═══ Records to process ═══

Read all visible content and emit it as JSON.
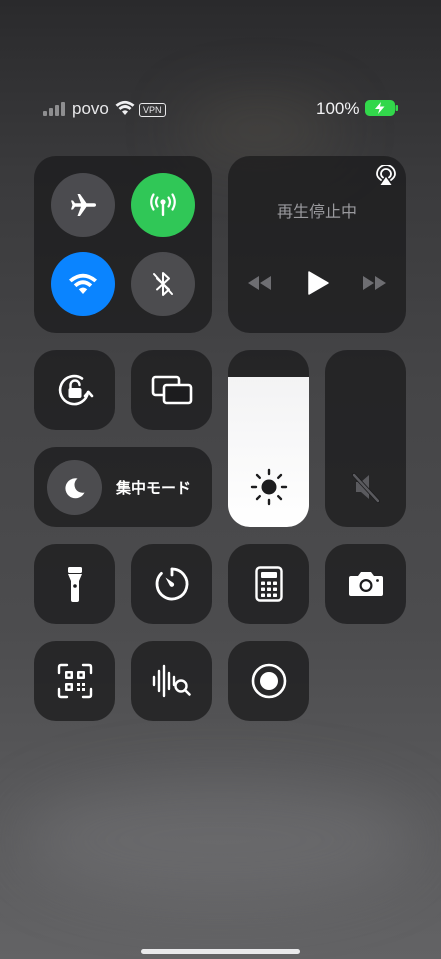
{
  "status_bar": {
    "carrier": "povo",
    "vpn": "VPN",
    "battery_percent": "100%",
    "signal_bars_active": 0,
    "charging": true,
    "battery_color": "#32d74b"
  },
  "connectivity": {
    "airplane_mode": {
      "icon": "airplane-icon",
      "active": false
    },
    "cellular_data": {
      "icon": "antenna-icon",
      "active": true,
      "color": "#30c757"
    },
    "wifi": {
      "icon": "wifi-icon",
      "active": true,
      "color": "#0a84ff"
    },
    "bluetooth": {
      "icon": "bluetooth-off-icon",
      "active": false
    }
  },
  "now_playing": {
    "status": "再生停止中",
    "airplay_icon": "airplay-icon",
    "controls": [
      "rewind-icon",
      "play-icon",
      "fast-forward-icon"
    ]
  },
  "controls": {
    "orientation_lock": {
      "icon": "rotation-lock-icon"
    },
    "screen_mirroring": {
      "icon": "screen-mirroring-icon"
    },
    "focus": {
      "label": "集中モード",
      "icon": "moon-icon"
    }
  },
  "sliders": {
    "brightness": {
      "icon": "sun-icon",
      "level": 0.85
    },
    "volume": {
      "icon": "speaker-muted-icon",
      "level": 0
    }
  },
  "shortcuts": [
    {
      "name": "flashlight",
      "icon": "flashlight-icon"
    },
    {
      "name": "timer",
      "icon": "timer-icon"
    },
    {
      "name": "calculator",
      "icon": "calculator-icon"
    },
    {
      "name": "camera",
      "icon": "camera-icon"
    },
    {
      "name": "code-scanner",
      "icon": "qr-scanner-icon"
    },
    {
      "name": "music-recognition",
      "icon": "sound-search-icon"
    },
    {
      "name": "screen-recording",
      "icon": "record-icon"
    }
  ]
}
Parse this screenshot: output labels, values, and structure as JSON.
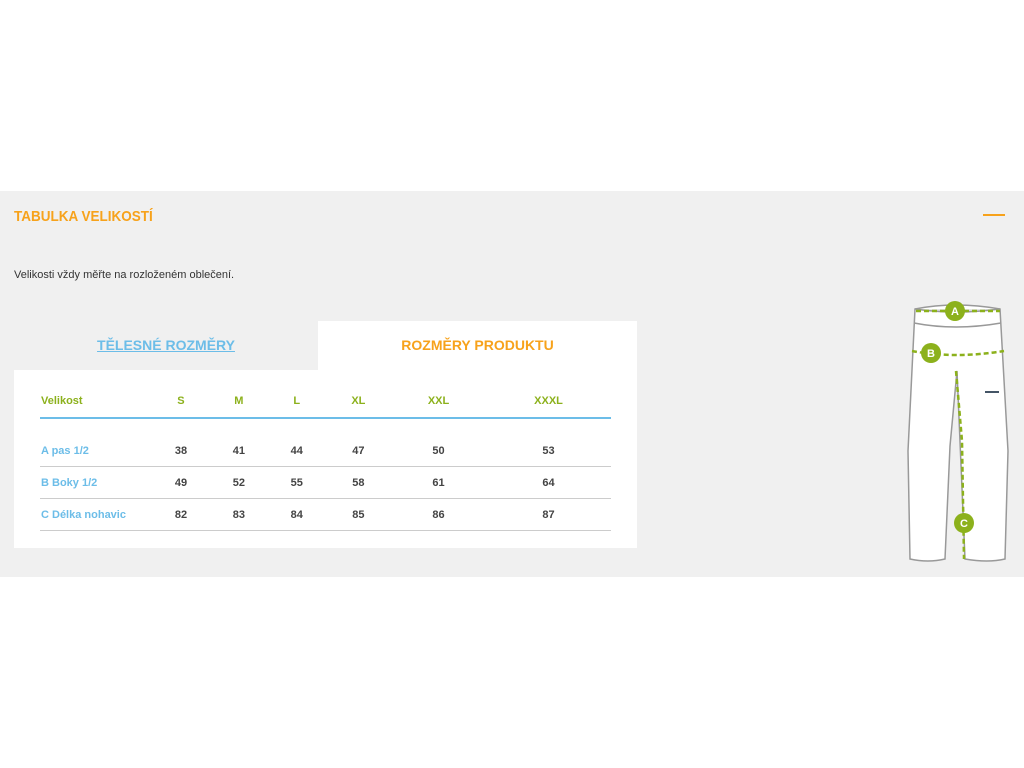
{
  "section": {
    "title": "TABULKA VELIKOSTÍ",
    "note": "Velikosti vždy měřte na rozloženém oblečení."
  },
  "tabs": [
    {
      "label": "TĚLESNÉ ROZMĚRY"
    },
    {
      "label": "ROZMĚRY PRODUKTU"
    }
  ],
  "table": {
    "headers": [
      "Velikost",
      "S",
      "M",
      "L",
      "XL",
      "XXL",
      "XXXL"
    ],
    "rows": [
      {
        "label": "A pas 1/2",
        "values": [
          "38",
          "41",
          "44",
          "47",
          "50",
          "53"
        ]
      },
      {
        "label": "B Boky 1/2",
        "values": [
          "49",
          "52",
          "55",
          "58",
          "61",
          "64"
        ]
      },
      {
        "label": "C Délka nohavic",
        "values": [
          "82",
          "83",
          "84",
          "85",
          "86",
          "87"
        ]
      }
    ]
  },
  "diagram": {
    "markers": [
      "A",
      "B",
      "C"
    ]
  },
  "colors": {
    "accent": "#f7a21b",
    "link": "#6cbde8",
    "green": "#8cb11c",
    "panel": "#f0f0f0"
  }
}
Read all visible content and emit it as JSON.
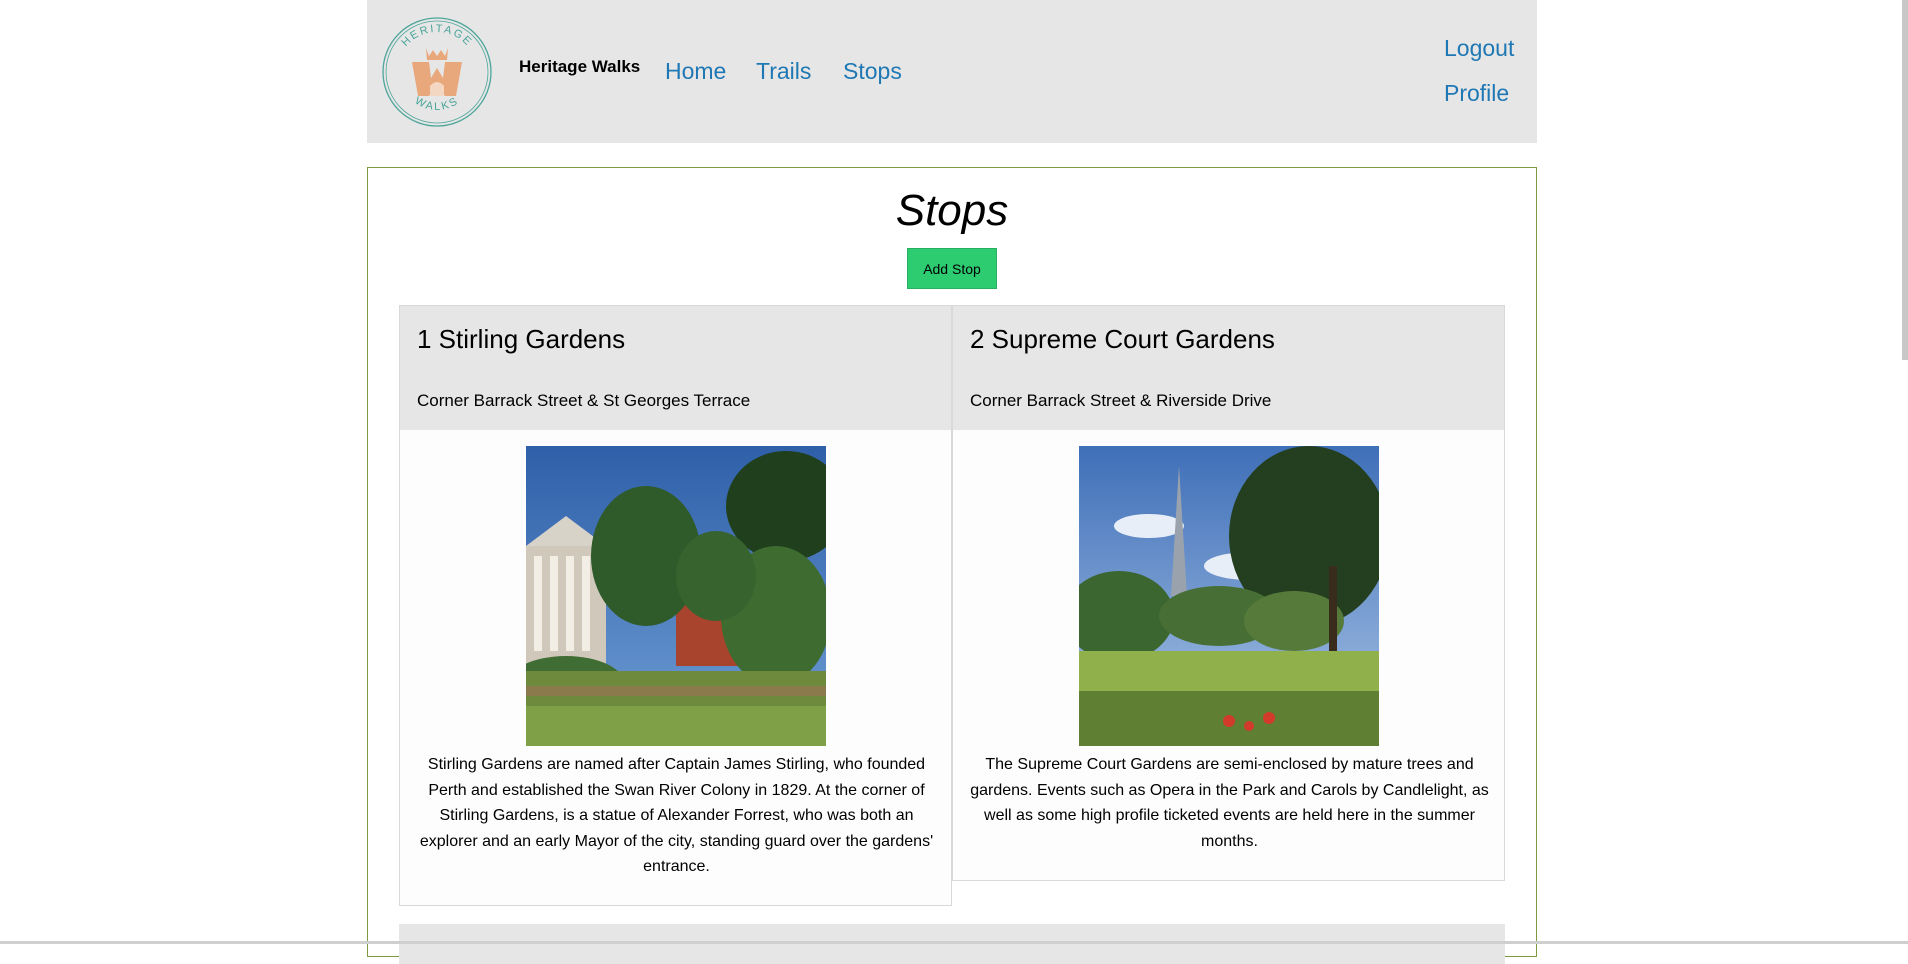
{
  "header": {
    "logo": {
      "top_text": "HERITAGE",
      "bottom_text": "WALKS",
      "ring_color": "#4aa59a",
      "mark_color": "#e8a87c"
    },
    "brand": "Heritage Walks",
    "nav": [
      {
        "label": "Home"
      },
      {
        "label": "Trails"
      },
      {
        "label": "Stops"
      }
    ],
    "user": {
      "logout": "Logout",
      "profile": "Profile"
    },
    "link_color": "#1f78b4"
  },
  "main": {
    "title": "Stops",
    "add_button": "Add Stop",
    "accent_button_color": "#2ecc71",
    "stops": [
      {
        "title": "1 Stirling Gardens",
        "address": "Corner Barrack Street & St Georges Terrace",
        "image_icon": "stirling-gardens-photo",
        "description": "Stirling Gardens are named after Captain James Stirling, who founded Perth and established the Swan River Colony in 1829. At the corner of Stirling Gardens, is a statue of Alexander Forrest, who was both an explorer and an early Mayor of the city, standing guard over the gardens' entrance."
      },
      {
        "title": "2 Supreme Court Gardens",
        "address": "Corner Barrack Street & Riverside Drive",
        "image_icon": "supreme-court-gardens-photo",
        "description": "The Supreme Court Gardens are semi-enclosed by mature trees and gardens. Events such as Opera in the Park and Carols by Candlelight, as well as some high profile ticketed events are held here in the summer months."
      }
    ]
  }
}
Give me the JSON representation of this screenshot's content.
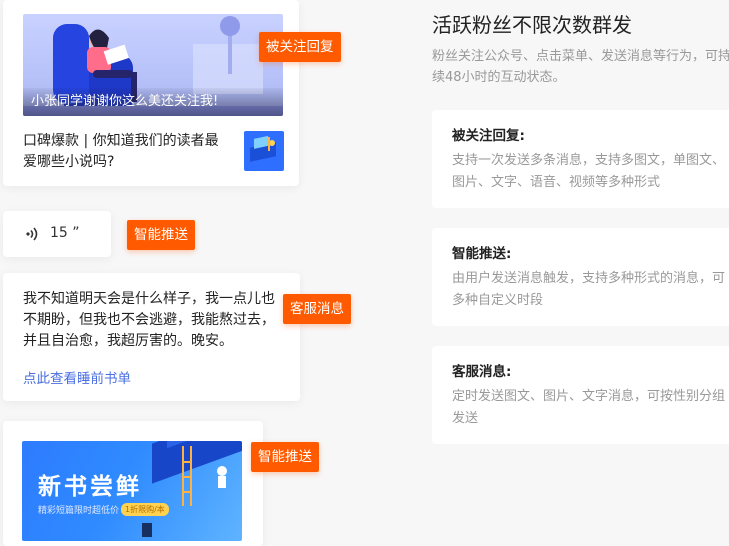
{
  "article_card": {
    "hero_caption": "小张同学谢谢你这么美还关注我!",
    "title": "口碑爆款 | 你知道我们的读者最爱哪些小说吗?",
    "tag": "被关注回复"
  },
  "voice_card": {
    "duration": "15 ”",
    "tag": "智能推送"
  },
  "text_card": {
    "message": "我不知道明天会是什么样子，我一点儿也不期盼，但我也不会逃避，我能熬过去，并且自治愈，我超厉害的。晚安。",
    "link": "点此查看睡前书单",
    "tag": "客服消息"
  },
  "book_card": {
    "title": "新书尝鲜",
    "subtitle": "精彩短篇限时超低价",
    "badge": "1折限购/本",
    "tag": "智能推送"
  },
  "right_panel": {
    "title": "活跃粉丝不限次数群发",
    "description": "粉丝关注公众号、点击菜单、发送消息等行为，可持续48小时的互动状态。",
    "features": [
      {
        "title": "被关注回复:",
        "desc": "支持一次发送多条消息，支持多图文，单图文、图片、文字、语音、视频等多种形式"
      },
      {
        "title": "智能推送:",
        "desc": "由用户发送消息触发，支持多种形式的消息，可多种自定义时段"
      },
      {
        "title": "客服消息:",
        "desc": "定时发送图文、图片、文字消息，可按性别分组发送"
      }
    ]
  },
  "colors": {
    "accent": "#ff5a00",
    "link": "#4a6fe0",
    "banner_blue": "#2e7bff"
  }
}
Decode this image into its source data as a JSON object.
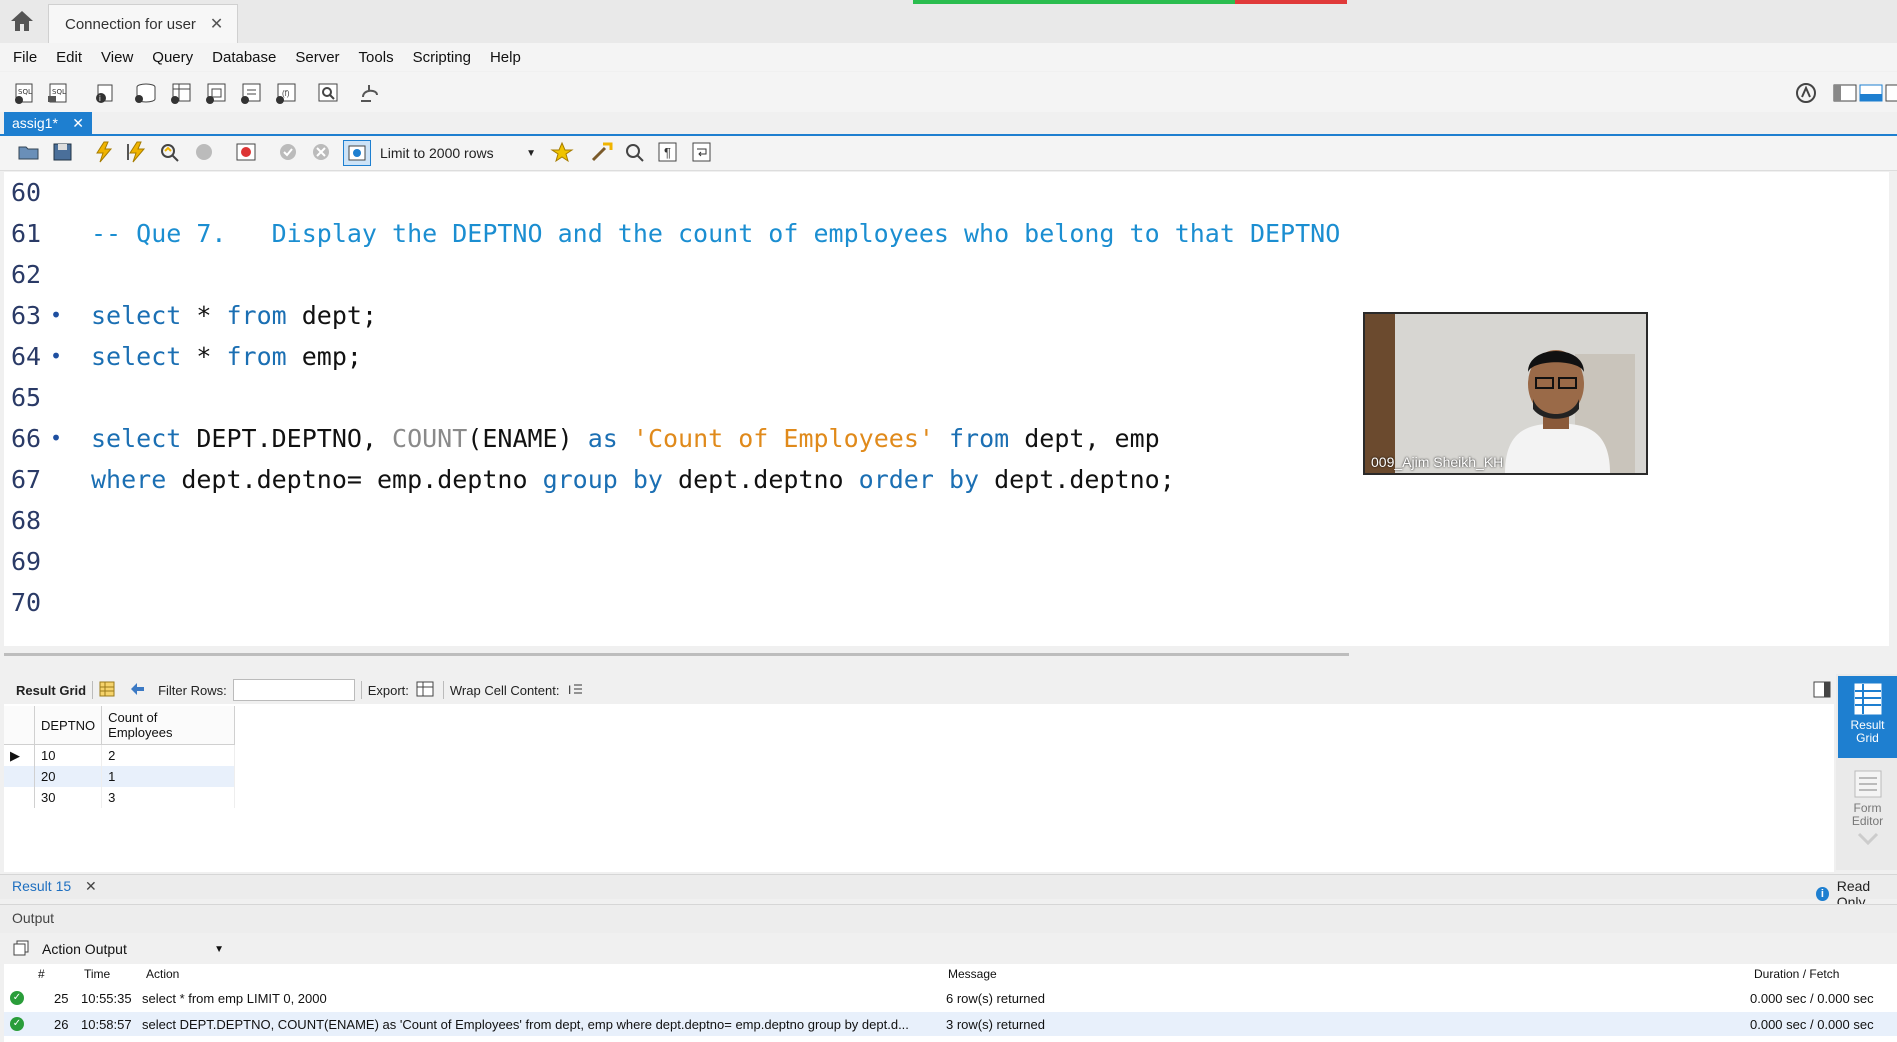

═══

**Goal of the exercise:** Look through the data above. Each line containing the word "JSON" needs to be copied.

**Your solution:**
Read all visible content and emit it as JSON.
Parse this screenshot: output labels, values, and structure as JSON.
Read all visible content and emit it as JSON.
Give me the JSON representation of this screenshot's content.
Decode this image into its source data as a JSON object.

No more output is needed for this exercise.